• [Instructions to follow]: Restate the data exactly as given and keep the pictures out.

Data records for software interfaces
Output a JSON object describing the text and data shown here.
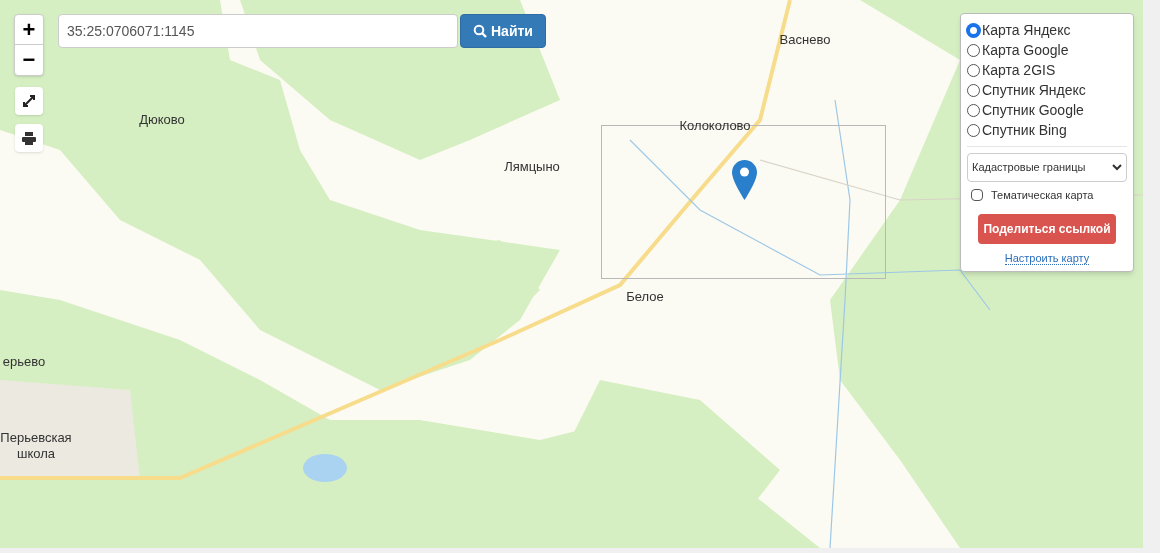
{
  "search": {
    "value": "35:25:0706071:1145",
    "button": "Найти"
  },
  "zoom": {
    "plus": "+",
    "minus": "−"
  },
  "map_labels": [
    {
      "text": "Васнево"
    },
    {
      "text": "Дюково"
    },
    {
      "text": "Колоколово"
    },
    {
      "text": "Лямцыно"
    },
    {
      "text": "Белое"
    },
    {
      "text": "ерьево"
    },
    {
      "text": "Перьевская школа"
    }
  ],
  "layers": [
    {
      "label": "Карта Яндекс",
      "selected": true
    },
    {
      "label": "Карта Google",
      "selected": false
    },
    {
      "label": "Карта 2GIS",
      "selected": false
    },
    {
      "label": "Спутник Яндекс",
      "selected": false
    },
    {
      "label": "Спутник Google",
      "selected": false
    },
    {
      "label": "Спутник Bing",
      "selected": false
    }
  ],
  "overlay_select": "Кадастровые границы",
  "thematic": {
    "label": "Тематическая карта",
    "checked": false
  },
  "share_button": "Поделиться ссылкой",
  "settings_link": "Настроить карту"
}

• [Response to this exercise]:
Output a JSON object describing the text and data shown here.
{
  "search": {
    "value": "35:25:0706071:1145",
    "button": "Найти"
  },
  "zoom": {
    "plus": "+",
    "minus": "−"
  },
  "map_labels": [
    {
      "text": "Васнево"
    },
    {
      "text": "Дюково"
    },
    {
      "text": "Колоколово"
    },
    {
      "text": "Лямцыно"
    },
    {
      "text": "Белое"
    },
    {
      "text": "ерьево"
    },
    {
      "text": "Перьевская школа"
    }
  ],
  "layers": [
    {
      "label": "Карта Яндекс",
      "selected": true
    },
    {
      "label": "Карта Google",
      "selected": false
    },
    {
      "label": "Карта 2GIS",
      "selected": false
    },
    {
      "label": "Спутник Яндекс",
      "selected": false
    },
    {
      "label": "Спутник Google",
      "selected": false
    },
    {
      "label": "Спутник Bing",
      "selected": false
    }
  ],
  "overlay_select": "Кадастровые границы",
  "thematic": {
    "label": "Тематическая карта",
    "checked": false
  },
  "share_button": "Поделиться ссылкой",
  "settings_link": "Настроить карту"
}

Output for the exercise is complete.